» **WHAT YOU ARE ASKED TO DO**
Could you return all of the records exactly, minus their images?

» **TASK INPUT**
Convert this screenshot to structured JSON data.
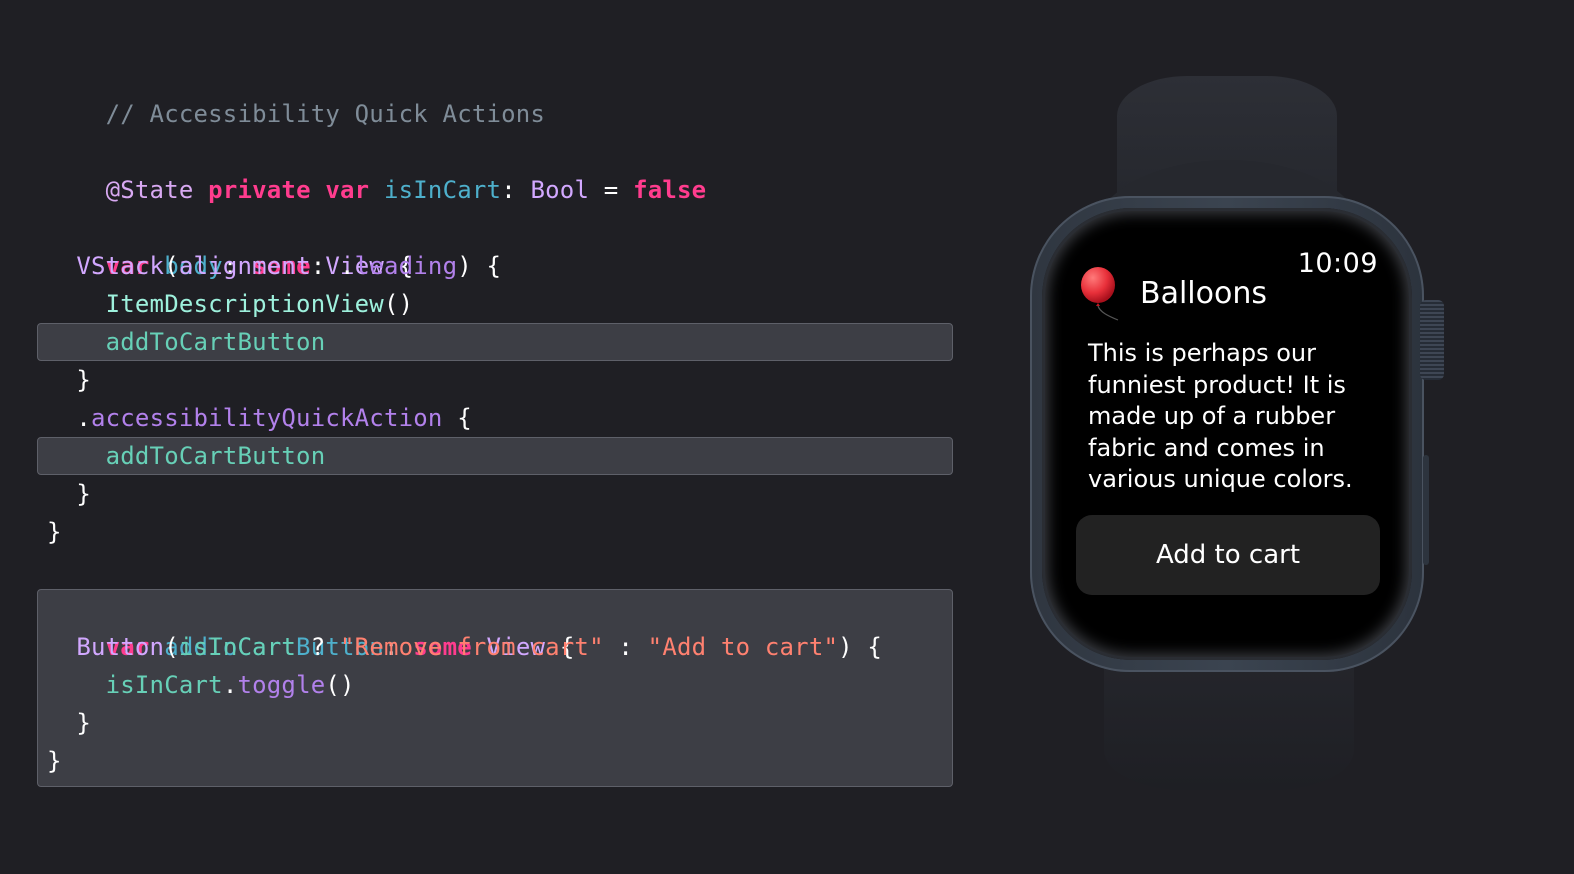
{
  "code": {
    "comment": "// Accessibility Quick Actions",
    "state_line": {
      "attr": "@State",
      "kw_private": "private",
      "kw_var": "var",
      "name": "isInCart",
      "colon": ":",
      "type": "Bool",
      "eq": "=",
      "value": "false"
    },
    "body_decl": {
      "kw_var": "var",
      "name": "body",
      "colon": ":",
      "kw_some": "some",
      "type": "View",
      "brace": "{"
    },
    "vstack": {
      "name": "VStack",
      "open": "(",
      "arg": "alignment",
      "colon": ": .",
      "value": "leading",
      "close": ") {"
    },
    "item_description": {
      "name": "ItemDescriptionView",
      "parens": "()"
    },
    "add_to_cart_ref_1": "addToCartButton",
    "close_brace_1": "}",
    "quick_action": {
      "dot": ".",
      "name": "accessibilityQuickAction",
      "brace": " {"
    },
    "add_to_cart_ref_2": "addToCartButton",
    "close_brace_2": "}",
    "close_brace_3": "}",
    "button_decl": {
      "kw_var": "var",
      "name": "addToCartButton",
      "colon": ":",
      "kw_some": "some",
      "type": "View",
      "brace": "{"
    },
    "button_line": {
      "name": "Button",
      "open": "(",
      "cond": "isInCart",
      "q": " ? ",
      "str_true": "\"Remove from cart\"",
      "sep": " : ",
      "str_false": "\"Add to cart\"",
      "close": ") {"
    },
    "toggle_line": {
      "target": "isInCart",
      "dot": ".",
      "method": "toggle",
      "parens": "()"
    },
    "close_brace_4": "}",
    "close_brace_5": "}"
  },
  "watch": {
    "time": "10:09",
    "icon": "balloon-emoji",
    "title": "Balloons",
    "description": "This is perhaps our funniest product! It is made up of a rubber fabric and comes in various unique colors.",
    "button_label": "Add to cart"
  },
  "colors": {
    "background": "#1f1f24",
    "keyword": "#ff3c8e",
    "declaration": "#4eb0cc",
    "type": "#d2a8ff",
    "string": "#ff8170",
    "identifier": "#67d0b7",
    "comment": "#7f8c98",
    "highlight": "#3d3e45"
  }
}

» **RESPONSE BOX**
Convert this screenshot to structured JSON data.
{
  "code": {
    "comment": "// Accessibility Quick Actions",
    "state_line": {
      "attr": "@State",
      "kw_private": "private",
      "kw_var": "var",
      "name": "isInCart",
      "colon": ":",
      "type": "Bool",
      "eq": "=",
      "value": "false"
    },
    "body_decl": {
      "kw_var": "var",
      "name": "body",
      "colon": ":",
      "kw_some": "some",
      "type": "View",
      "brace": "{"
    },
    "vstack": {
      "name": "VStack",
      "open": "(",
      "arg": "alignment",
      "colon": ": .",
      "value": "leading",
      "close": ") {"
    },
    "item_description": {
      "name": "ItemDescriptionView",
      "parens": "()"
    },
    "add_to_cart_ref_1": "addToCartButton",
    "close_brace_1": "}",
    "quick_action": {
      "dot": ".",
      "name": "accessibilityQuickAction",
      "brace": " {"
    },
    "add_to_cart_ref_2": "addToCartButton",
    "close_brace_2": "}",
    "close_brace_3": "}",
    "button_decl": {
      "kw_var": "var",
      "name": "addToCartButton",
      "colon": ":",
      "kw_some": "some",
      "type": "View",
      "brace": "{"
    },
    "button_line": {
      "name": "Button",
      "open": "(",
      "cond": "isInCart",
      "q": " ? ",
      "str_true": "\"Remove from cart\"",
      "sep": " : ",
      "str_false": "\"Add to cart\"",
      "close": ") {"
    },
    "toggle_line": {
      "target": "isInCart",
      "dot": ".",
      "method": "toggle",
      "parens": "()"
    },
    "close_brace_4": "}",
    "close_brace_5": "}"
  },
  "watch": {
    "time": "10:09",
    "icon": "balloon-emoji",
    "title": "Balloons",
    "description": "This is perhaps our funniest product! It is made up of a rubber fabric and comes in various unique colors.",
    "button_label": "Add to cart"
  },
  "colors": {
    "background": "#1f1f24",
    "keyword": "#ff3c8e",
    "declaration": "#4eb0cc",
    "type": "#d2a8ff",
    "string": "#ff8170",
    "identifier": "#67d0b7",
    "comment": "#7f8c98",
    "highlight": "#3d3e45"
  }
}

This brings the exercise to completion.